But here in the future, we’ve really perfected drinking pee. And not just in the Kevin Costner/Waterworld way—that method requires gravity and science fiction, and we’ve figured out how to do it without gravity, with science.
The obvious application here is astronauts. As intriguing as zero gravity and space travel might sound initially, the fact remains that astronauts are trapped in a relatively tiny capsule for great lengths of time with little to occupy their time beyond telling dirty jokes and drinking their own urine. Unfortunately, there are only so many dirty jokes (although mixing and matching punch lines can extend things), and, as wikipedia’s entry on urophagia reminds us, you can only drink your own wiz so many times before problems arise. (Although, as I understand it, the problem with repeatedly drinking pee isn’t that you end up drinking super-pee, but that you get dehydrated, and your body has to reabsorb the toxins from the urine.)
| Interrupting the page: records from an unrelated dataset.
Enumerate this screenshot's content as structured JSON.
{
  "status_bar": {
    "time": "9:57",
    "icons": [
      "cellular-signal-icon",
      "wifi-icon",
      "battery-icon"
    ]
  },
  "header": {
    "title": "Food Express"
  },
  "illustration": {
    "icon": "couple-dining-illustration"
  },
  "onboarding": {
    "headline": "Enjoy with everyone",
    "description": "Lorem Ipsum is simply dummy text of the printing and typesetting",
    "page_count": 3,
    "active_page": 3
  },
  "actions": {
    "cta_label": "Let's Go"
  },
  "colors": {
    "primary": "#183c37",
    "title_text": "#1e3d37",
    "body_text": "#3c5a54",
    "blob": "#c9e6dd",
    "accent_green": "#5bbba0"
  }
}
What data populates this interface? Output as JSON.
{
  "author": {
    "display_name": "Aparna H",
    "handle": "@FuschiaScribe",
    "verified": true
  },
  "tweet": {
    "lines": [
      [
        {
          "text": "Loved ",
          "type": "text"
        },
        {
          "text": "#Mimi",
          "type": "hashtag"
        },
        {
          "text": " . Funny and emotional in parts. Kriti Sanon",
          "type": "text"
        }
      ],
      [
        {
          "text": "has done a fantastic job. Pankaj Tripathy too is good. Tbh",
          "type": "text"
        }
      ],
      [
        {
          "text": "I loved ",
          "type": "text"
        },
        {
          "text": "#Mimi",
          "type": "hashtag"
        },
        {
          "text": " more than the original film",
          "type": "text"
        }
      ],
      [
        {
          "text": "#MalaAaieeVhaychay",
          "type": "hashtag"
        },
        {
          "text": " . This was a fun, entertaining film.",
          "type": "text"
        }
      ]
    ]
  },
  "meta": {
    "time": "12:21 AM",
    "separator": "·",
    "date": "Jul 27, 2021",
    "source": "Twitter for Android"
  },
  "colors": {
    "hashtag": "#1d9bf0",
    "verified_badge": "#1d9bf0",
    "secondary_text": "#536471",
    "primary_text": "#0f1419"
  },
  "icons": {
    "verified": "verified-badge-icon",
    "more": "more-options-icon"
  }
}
With this new development in urophage tech, however, it looks like astronauts will be able to while away mission hours drinking pee to their hearts’ content.
Now, it should at least be mentioned that the aim of technology here is to turn the pee into something called “water,” and to then drink it. But the principle remains the same. Existing urine-recycling systems rely on gravity, but, again, that’s not an option for astronauts. The new system, soon to be installed on the International Space Station, will take urine, along with water from hand washing, tooth brushing, showering, and space suit sweat, and extract free gas and solid materials from the fluid, before removing remaining contaminants with “a high-temperature chemical reaction.” The result, according to one astronaut, can be “purer than what you drink here on Earth.”
That, ma’am, sounds like a challenge.
Potential efforts to defeat the system through dietary or medical methods aside, the water reclamation process makes a lot of sense. Previously, urine was vented into space, and more water needed to be delivered to the space station. This process should cut about 15,000 pounds from the amount of water and consumables that need to be brought to the station each year, and with the cost of shipping each pint of fresh water into space hovering around $10,000, the savings are nothing to sneeze at. (Considering that “a pint’s a pound the world around,” the system should save something like $150,000,000 a year, if the cost is actually as simple as those figures.)
And no doubt it’ll keep the astronauts happy.